◆ **YOUR OBJECTIVE**:
Determine the number of lines below that contain "Lorenzo". Write nothing but that number.

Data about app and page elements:
• • • • •
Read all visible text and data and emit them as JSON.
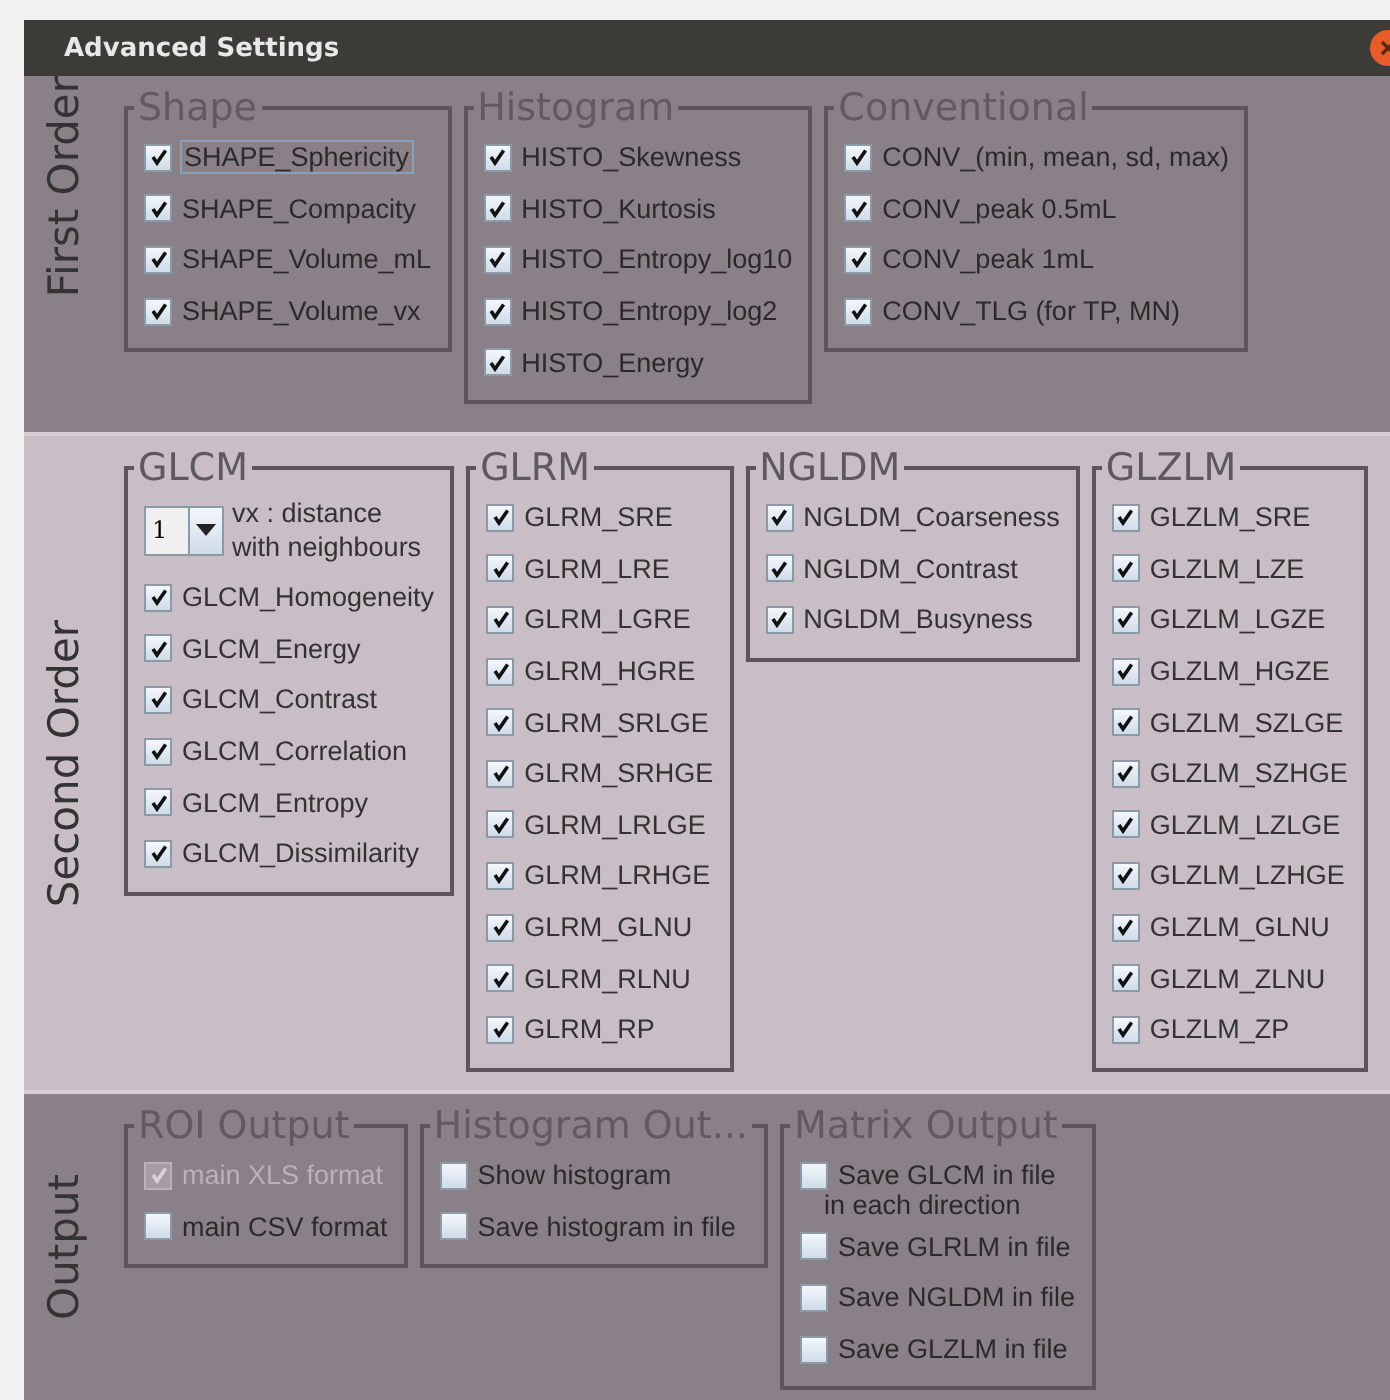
{
  "window": {
    "title": "Advanced Settings"
  },
  "sections": [
    {
      "title": "First Order",
      "kind": "dark",
      "groups": [
        {
          "title": "Shape",
          "items": [
            {
              "label": "SHAPE_Sphericity",
              "checked": true,
              "focused": true
            },
            {
              "label": "SHAPE_Compacity",
              "checked": true,
              "focused": false
            },
            {
              "label": "SHAPE_Volume_mL",
              "checked": true,
              "focused": false
            },
            {
              "label": "SHAPE_Volume_vx",
              "checked": true,
              "focused": false
            }
          ]
        },
        {
          "title": "Histogram",
          "items": [
            {
              "label": "HISTO_Skewness",
              "checked": true
            },
            {
              "label": "HISTO_Kurtosis",
              "checked": true
            },
            {
              "label": "HISTO_Entropy_log10",
              "checked": true
            },
            {
              "label": "HISTO_Entropy_log2",
              "checked": true
            },
            {
              "label": "HISTO_Energy",
              "checked": true
            }
          ]
        },
        {
          "title": "Conventional",
          "items": [
            {
              "label": "CONV_(min, mean, sd, max)",
              "checked": true
            },
            {
              "label": "CONV_peak 0.5mL",
              "checked": true
            },
            {
              "label": "CONV_peak 1mL",
              "checked": true
            },
            {
              "label": "CONV_TLG (for TP, MN)",
              "checked": true
            }
          ]
        }
      ]
    },
    {
      "title": "Second Order",
      "kind": "light",
      "groups": [
        {
          "title": "GLCM",
          "spinner": {
            "value": "1",
            "label_lines": [
              "vx : distance",
              "with neighbours"
            ]
          },
          "items": [
            {
              "label": "GLCM_Homogeneity",
              "checked": true
            },
            {
              "label": "GLCM_Energy",
              "checked": true
            },
            {
              "label": "GLCM_Contrast",
              "checked": true
            },
            {
              "label": "GLCM_Correlation",
              "checked": true
            },
            {
              "label": "GLCM_Entropy",
              "checked": true
            },
            {
              "label": "GLCM_Dissimilarity",
              "checked": true
            }
          ]
        },
        {
          "title": "GLRM",
          "items": [
            {
              "label": "GLRM_SRE",
              "checked": true
            },
            {
              "label": "GLRM_LRE",
              "checked": true
            },
            {
              "label": "GLRM_LGRE",
              "checked": true
            },
            {
              "label": "GLRM_HGRE",
              "checked": true
            },
            {
              "label": "GLRM_SRLGE",
              "checked": true
            },
            {
              "label": "GLRM_SRHGE",
              "checked": true
            },
            {
              "label": "GLRM_LRLGE",
              "checked": true
            },
            {
              "label": "GLRM_LRHGE",
              "checked": true
            },
            {
              "label": "GLRM_GLNU",
              "checked": true
            },
            {
              "label": "GLRM_RLNU",
              "checked": true
            },
            {
              "label": "GLRM_RP",
              "checked": true
            }
          ]
        },
        {
          "title": "NGLDM",
          "items": [
            {
              "label": "NGLDM_Coarseness",
              "checked": true
            },
            {
              "label": "NGLDM_Contrast",
              "checked": true
            },
            {
              "label": "NGLDM_Busyness",
              "checked": true
            }
          ]
        },
        {
          "title": "GLZLM",
          "items": [
            {
              "label": "GLZLM_SRE",
              "checked": true
            },
            {
              "label": "GLZLM_LZE",
              "checked": true
            },
            {
              "label": "GLZLM_LGZE",
              "checked": true
            },
            {
              "label": "GLZLM_HGZE",
              "checked": true
            },
            {
              "label": "GLZLM_SZLGE",
              "checked": true
            },
            {
              "label": "GLZLM_SZHGE",
              "checked": true
            },
            {
              "label": "GLZLM_LZLGE",
              "checked": true
            },
            {
              "label": "GLZLM_LZHGE",
              "checked": true
            },
            {
              "label": "GLZLM_GLNU",
              "checked": true
            },
            {
              "label": "GLZLM_ZLNU",
              "checked": true
            },
            {
              "label": "GLZLM_ZP",
              "checked": true
            }
          ]
        }
      ]
    },
    {
      "title": "Output",
      "kind": "dark",
      "groups": [
        {
          "title": "ROI Output",
          "items": [
            {
              "label": "main XLS format",
              "checked": true,
              "disabled": true
            },
            {
              "label": "main CSV format",
              "checked": false,
              "disabled": false
            }
          ]
        },
        {
          "title": "Histogram Out...",
          "items": [
            {
              "label": "Show histogram",
              "checked": false
            },
            {
              "label": "Save histogram in file",
              "checked": false
            }
          ]
        },
        {
          "title": "Matrix Output",
          "items": [
            {
              "label": "Save GLCM in file",
              "note": "in each direction",
              "checked": false
            },
            {
              "label": "Save GLRLM in file",
              "checked": false
            },
            {
              "label": "Save NGLDM in file",
              "checked": false
            },
            {
              "label": "Save GLZLM in file",
              "checked": false
            }
          ]
        }
      ]
    }
  ]
}
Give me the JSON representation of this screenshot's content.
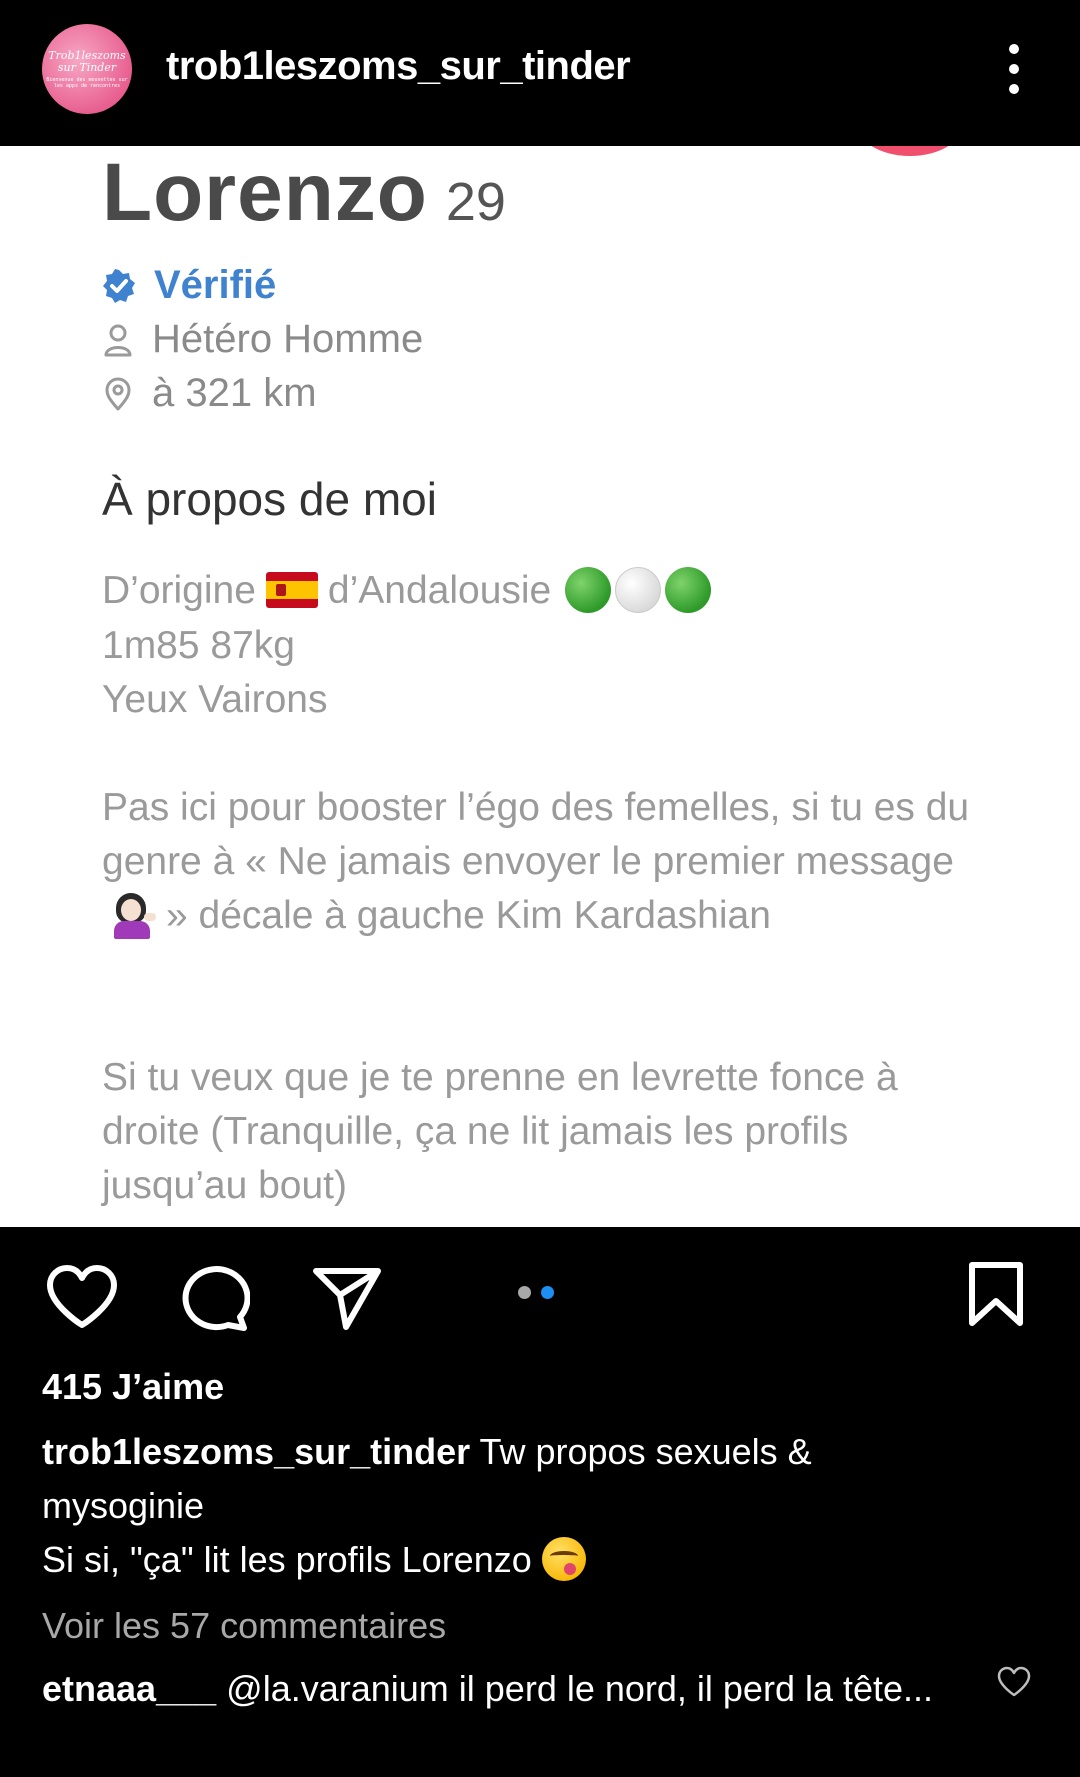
{
  "header": {
    "account_name": "trob1leszoms_sur_tinder",
    "avatar_text": "Trob1leszoms sur Tinder",
    "avatar_subtext": "Bienvenue des mouvettes sur les apps de rencontres"
  },
  "post": {
    "profile": {
      "name": "Lorenzo",
      "age": "29",
      "verified_label": "Vérifié",
      "orientation": "Hétéro Homme",
      "distance": "à 321 km",
      "about_title": "À propos de moi",
      "bio_line1_a": "D’origine",
      "bio_line1_b": "d’Andalousie",
      "bio_line2": "1m85 87kg",
      "bio_line3": "Yeux Vairons",
      "bio_para2_a": "Pas ici pour booster l’égo des femelles, si tu es du genre à « Ne jamais envoyer le premier message",
      "bio_para2_b": "» décale à gauche Kim Kardashian",
      "bio_para3": "Si tu veux que je te prenne en levrette fonce à droite (Tranquille, ça ne lit jamais les profils jusqu’au bout)"
    },
    "colors": {
      "verified": "#3f82cf",
      "carousel_active": "#1e8ff2",
      "carousel_inactive": "#a8a8a8"
    },
    "carousel": {
      "total": 2,
      "active_index": 2
    }
  },
  "actions": {
    "like_icon": "heart-icon",
    "comment_icon": "comment-icon",
    "share_icon": "send-icon",
    "save_icon": "bookmark-icon"
  },
  "meta": {
    "likes": "415 J’aime",
    "caption_user": "trob1leszoms_sur_tinder",
    "caption_text_line1": "Tw propos sexuels & mysoginie",
    "caption_text_line2": "Si si, \"ça\" lit les profils Lorenzo",
    "view_comments": "Voir les 57 commentaires",
    "comment_user": "etnaaa___",
    "comment_text": "@la.varanium il perd le nord, il perd la tête..."
  }
}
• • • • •
◆ **ANSWER BELOW**:
2